**Problem details**
Going through the data below, please show each line containing the string "receive".
[Data shown]
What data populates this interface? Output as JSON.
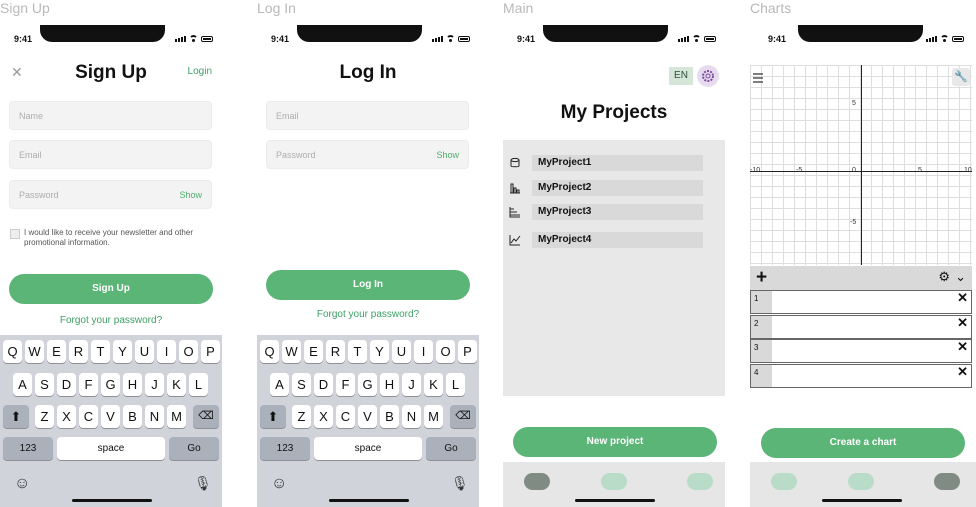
{
  "screens": {
    "signup": {
      "frame_title": "Sign Up",
      "time": "9:41",
      "close_icon": "close-icon",
      "title": "Sign Up",
      "login_link": "Login",
      "name_placeholder": "Name",
      "email_placeholder": "Email",
      "password_placeholder": "Password",
      "show_label": "Show",
      "newsletter_text": "I would like to receive your newsletter and other promotional information.",
      "button": "Sign Up",
      "forgot": "Forgot your password?"
    },
    "login": {
      "frame_title": "Log In",
      "time": "9:41",
      "title": "Log In",
      "email_placeholder": "Email",
      "password_placeholder": "Password",
      "show_label": "Show",
      "button": "Log In",
      "forgot": "Forgot your password?"
    },
    "main": {
      "frame_title": "Main",
      "time": "9:41",
      "lang": "EN",
      "title": "My Projects",
      "projects": [
        "MyProject1",
        "MyProject2",
        "MyProject3",
        "MyProject4"
      ],
      "project_icons": [
        "cylinder-icon",
        "bar-chart-icon",
        "horizontal-bar-chart-icon",
        "line-chart-icon"
      ],
      "button": "New project"
    },
    "charts": {
      "frame_title": "Charts",
      "time": "9:41",
      "ticks_x": [
        "-10",
        "-5",
        "0",
        "5",
        "10"
      ],
      "ticks_y": [
        "5",
        "-5"
      ],
      "rows": [
        "1",
        "2",
        "3",
        "4"
      ],
      "button": "Create a chart"
    }
  },
  "keyboard": {
    "row1": [
      "Q",
      "W",
      "E",
      "R",
      "T",
      "Y",
      "U",
      "I",
      "O",
      "P"
    ],
    "row2": [
      "A",
      "S",
      "D",
      "F",
      "G",
      "H",
      "J",
      "K",
      "L"
    ],
    "row3": [
      "Z",
      "X",
      "C",
      "V",
      "B",
      "N",
      "M"
    ],
    "numbers": "123",
    "space": "space",
    "go": "Go"
  },
  "colors": {
    "accent_green": "#5ab577",
    "link_green": "#3f9f66",
    "field_bg": "#f3f3f3",
    "keyboard_bg": "#d0d4da"
  }
}
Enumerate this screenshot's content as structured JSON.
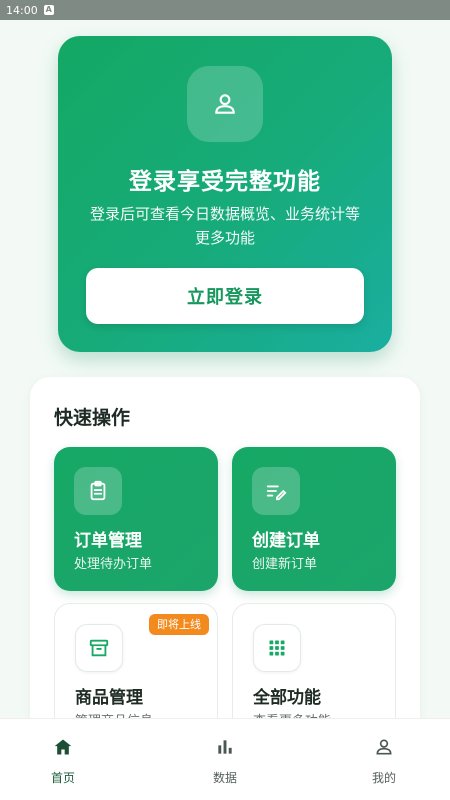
{
  "status_bar": {
    "time": "14:00",
    "badge": "A"
  },
  "login_card": {
    "title": "登录享受完整功能",
    "description": "登录后可查看今日数据概览、业务统计等更多功能",
    "button_label": "立即登录",
    "icon": "person-icon"
  },
  "quick_actions": {
    "title": "快速操作",
    "tiles": [
      {
        "title": "订单管理",
        "subtitle": "处理待办订单",
        "icon": "clipboard-icon",
        "style": "green"
      },
      {
        "title": "创建订单",
        "subtitle": "创建新订单",
        "icon": "edit-list-icon",
        "style": "green"
      },
      {
        "title": "商品管理",
        "subtitle": "管理商品信息",
        "icon": "archive-box-icon",
        "style": "light",
        "badge": "即将上线"
      },
      {
        "title": "全部功能",
        "subtitle": "查看更多功能",
        "icon": "grid-icon",
        "style": "light"
      }
    ]
  },
  "bottom_nav": {
    "items": [
      {
        "label": "首页",
        "icon": "home-icon",
        "active": true
      },
      {
        "label": "数据",
        "icon": "bar-chart-icon",
        "active": false
      },
      {
        "label": "我的",
        "icon": "person-icon",
        "active": false
      }
    ]
  },
  "colors": {
    "brand_green": "#16a865",
    "brand_teal": "#1aaea0",
    "badge_orange": "#f28a1e",
    "nav_active": "#1d5c3c"
  }
}
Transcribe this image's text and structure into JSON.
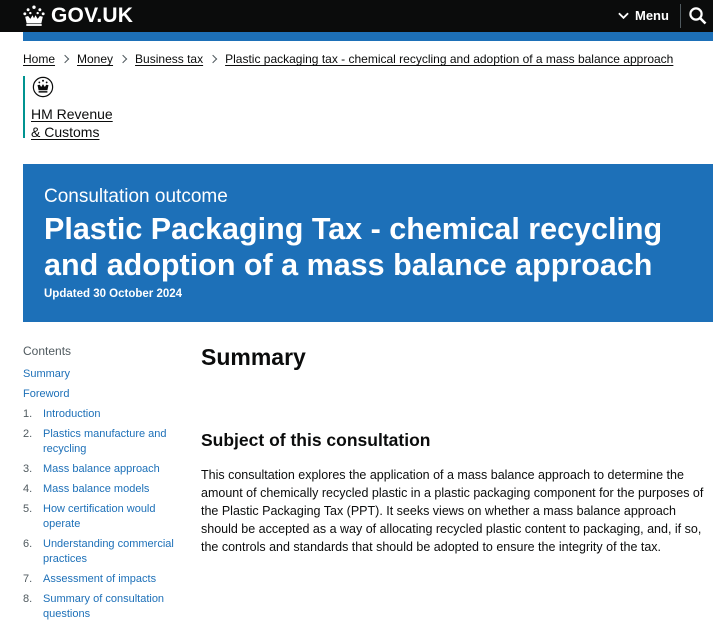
{
  "header": {
    "brand": "GOV.UK",
    "menu_label": "Menu",
    "search_icon": "search-icon",
    "crown_icon": "crown-icon"
  },
  "breadcrumbs": [
    {
      "label": "Home"
    },
    {
      "label": "Money"
    },
    {
      "label": "Business tax"
    },
    {
      "label": "Plastic packaging tax - chemical recycling and adoption of a mass balance approach"
    }
  ],
  "organisation": {
    "line1": "HM Revenue",
    "line2": "& Customs",
    "crest_icon": "royal-crest-icon",
    "accent": "#009390"
  },
  "banner": {
    "context": "Consultation outcome",
    "title": "Plastic Packaging Tax - chemical recycling and adoption of a mass balance approach",
    "updated": "Updated 30 October 2024",
    "background": "#1d70b8"
  },
  "contents": {
    "heading": "Contents",
    "items": [
      {
        "num": "",
        "label": "Summary"
      },
      {
        "num": "",
        "label": "Foreword"
      },
      {
        "num": "1.",
        "label": "Introduction"
      },
      {
        "num": "2.",
        "label": "Plastics manufacture and recycling"
      },
      {
        "num": "3.",
        "label": "Mass balance approach"
      },
      {
        "num": "4.",
        "label": "Mass balance models"
      },
      {
        "num": "5.",
        "label": "How certification would operate"
      },
      {
        "num": "6.",
        "label": "Understanding commercial practices"
      },
      {
        "num": "7.",
        "label": "Assessment of impacts"
      },
      {
        "num": "8.",
        "label": "Summary of consultation questions"
      }
    ]
  },
  "main": {
    "summary_heading": "Summary",
    "subject_heading": "Subject of this consultation",
    "subject_text": "This consultation explores the application of a mass balance approach to determine the amount of chemically recycled plastic in a plastic packaging component for the purposes of the Plastic Packaging Tax (PPT). It seeks views on whether a mass balance approach should be accepted as a way of allocating recycled plastic content to packaging, and, if so, the controls and standards that should be adopted to ensure the integrity of the tax."
  },
  "colors": {
    "header_bg": "#0b0c0c",
    "link": "#1d70b8",
    "text": "#0b0c0c"
  }
}
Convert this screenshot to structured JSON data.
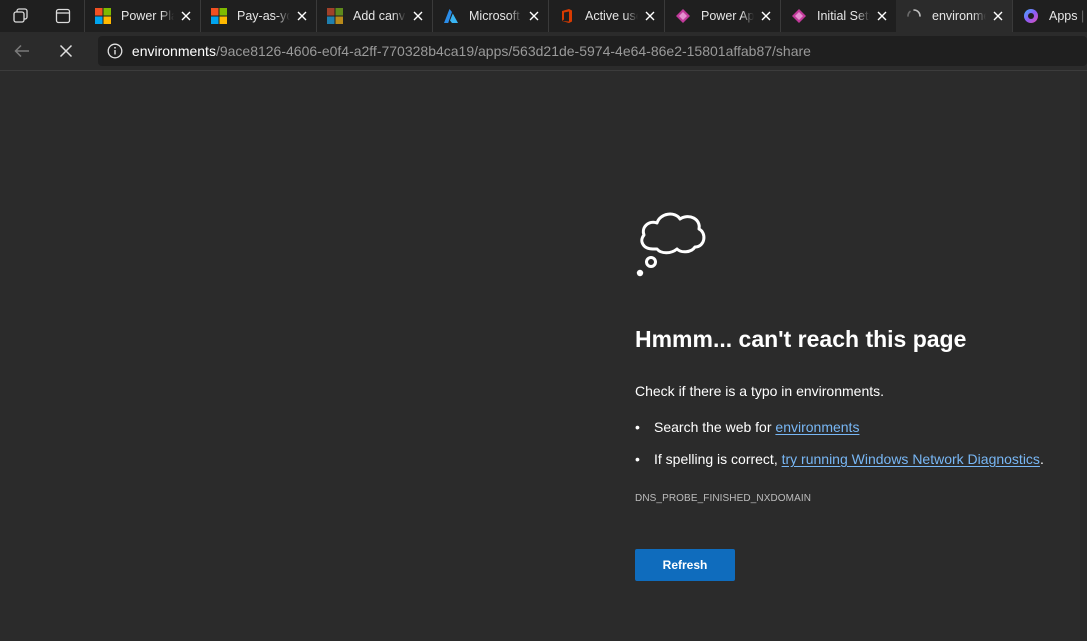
{
  "tabs": [
    {
      "title": "Power Platform",
      "icon": "microsoft-logo-icon"
    },
    {
      "title": "Pay-as-you-go",
      "icon": "microsoft-logo-icon"
    },
    {
      "title": "Add canvas",
      "icon": "microsoft-logo-dim-icon"
    },
    {
      "title": "Microsoft Azure",
      "icon": "azure-icon"
    },
    {
      "title": "Active users",
      "icon": "office-icon"
    },
    {
      "title": "Power Apps",
      "icon": "power-apps-icon"
    },
    {
      "title": "Initial Setup",
      "icon": "power-apps-icon"
    },
    {
      "title": "environments",
      "icon": "loading-spinner-icon",
      "active": true
    },
    {
      "title": "Apps | P",
      "icon": "copilot-icon"
    }
  ],
  "address": {
    "host": "environments",
    "path": "/9ace8126-4606-e0f4-a2ff-770328b4ca19/apps/563d21de-5974-4e64-86e2-15801affab87/share"
  },
  "error": {
    "title": "Hmmm... can't reach this page",
    "hint": "Check if there is a typo in environments.",
    "bullet1_prefix": "Search the web for ",
    "bullet1_link": "environments",
    "bullet2_prefix": "If spelling is correct, ",
    "bullet2_link": "try running Windows Network Diagnostics",
    "bullet2_suffix": ".",
    "code": "DNS_PROBE_FINISHED_NXDOMAIN",
    "refresh_label": "Refresh"
  },
  "colors": {
    "background": "#2b2b2b",
    "tabstrip": "#1f1f1f",
    "link": "#78b7f5",
    "accent_button": "#0f6cbd"
  }
}
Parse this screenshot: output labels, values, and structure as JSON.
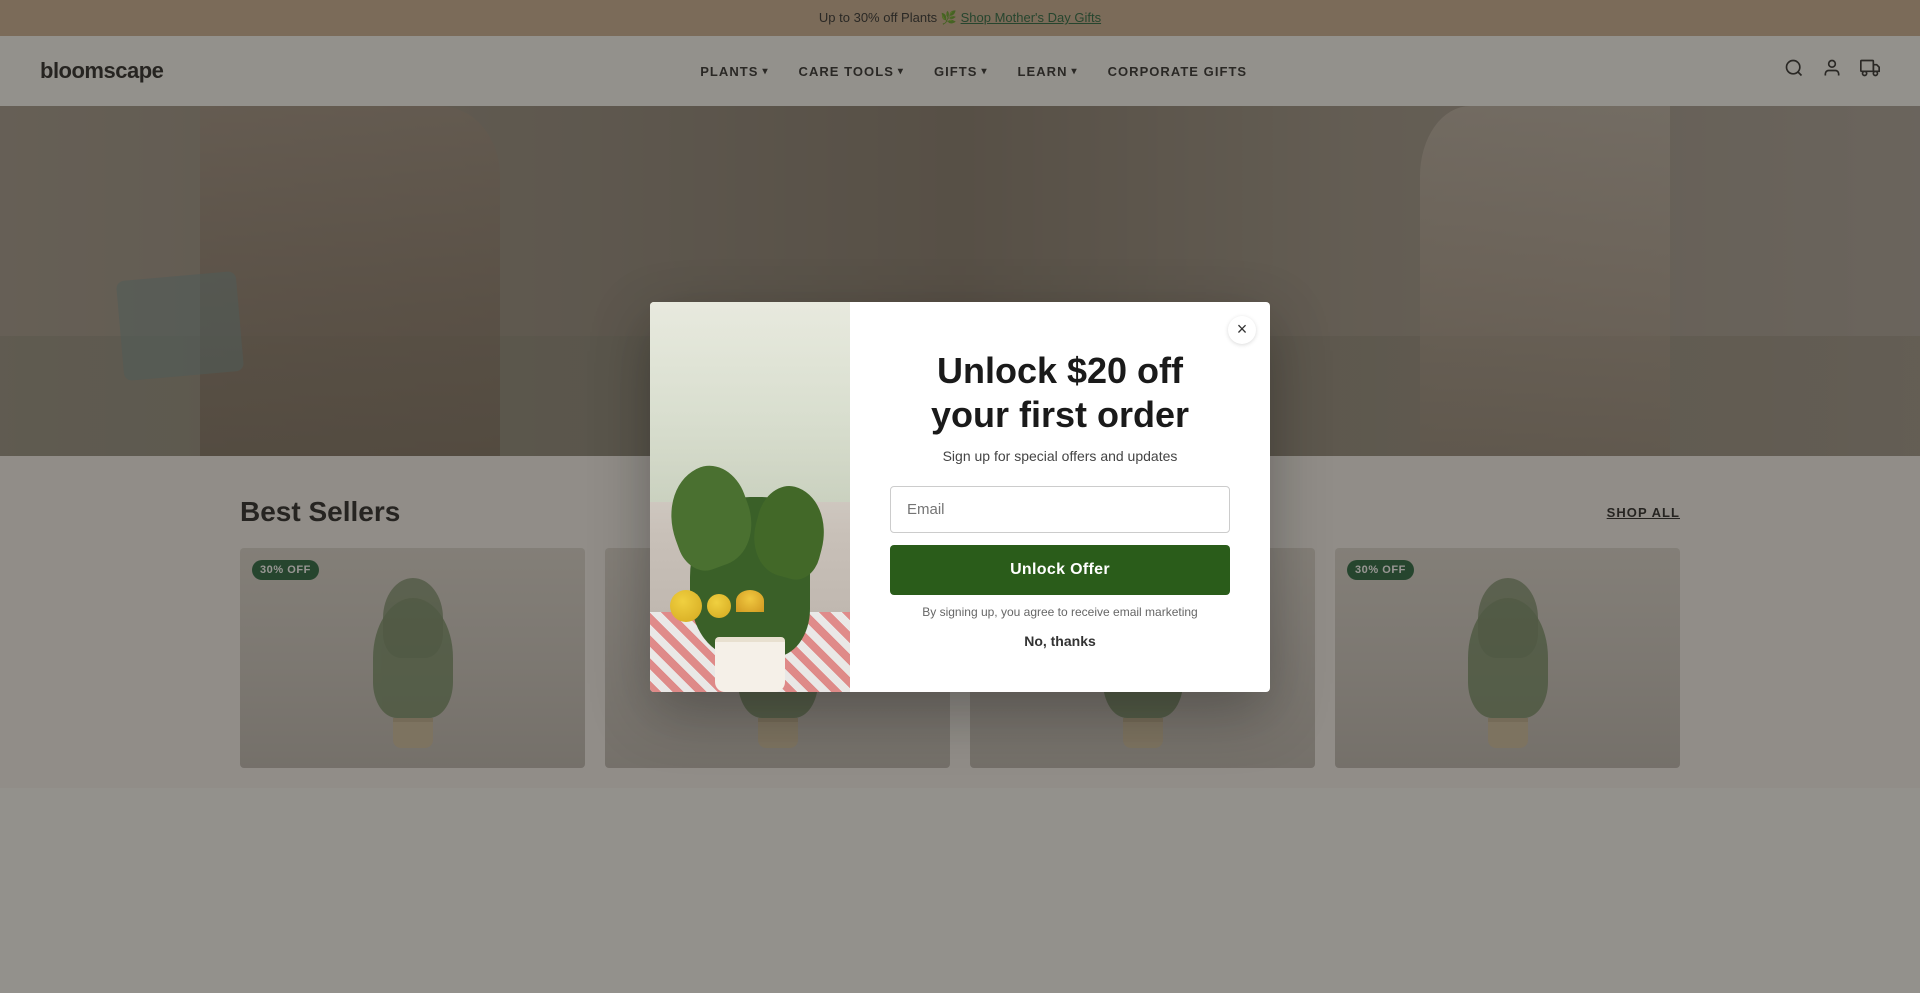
{
  "announcement": {
    "text": "Up to 30% off Plants 🌿 Shop Mother's Day Gifts",
    "link_text": "Shop Mother's Day Gifts"
  },
  "header": {
    "logo": "bloomscape",
    "nav": [
      {
        "label": "PLANTS",
        "has_dropdown": true
      },
      {
        "label": "CARE TOOLS",
        "has_dropdown": true
      },
      {
        "label": "GIFTS",
        "has_dropdown": true
      },
      {
        "label": "LEARN",
        "has_dropdown": true
      },
      {
        "label": "CORPORATE GIFTS",
        "has_dropdown": false
      }
    ],
    "icons": [
      "search",
      "account",
      "cart"
    ]
  },
  "best_sellers": {
    "title": "Best Sellers",
    "shop_all": "SHOP ALL",
    "badge_text": "30% OFF",
    "products": [
      {
        "id": 1,
        "badge": "30% OFF"
      },
      {
        "id": 2,
        "badge": null
      },
      {
        "id": 3,
        "badge": null
      },
      {
        "id": 4,
        "badge": "30% OFF"
      }
    ]
  },
  "modal": {
    "headline_line1": "Unlock $20 off",
    "headline_line2": "your first order",
    "subtext": "Sign up for special offers and updates",
    "email_placeholder": "Email",
    "cta_label": "Unlock Offer",
    "disclaimer": "By signing up, you agree to receive email marketing",
    "no_thanks": "No, thanks",
    "close_icon": "×"
  }
}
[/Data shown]
**Task solution**
      "newsletter_text": "I would like to receive your newsletter and other promotional information.",
    "disclaimer": "By signing up, you agree to receive email marketing",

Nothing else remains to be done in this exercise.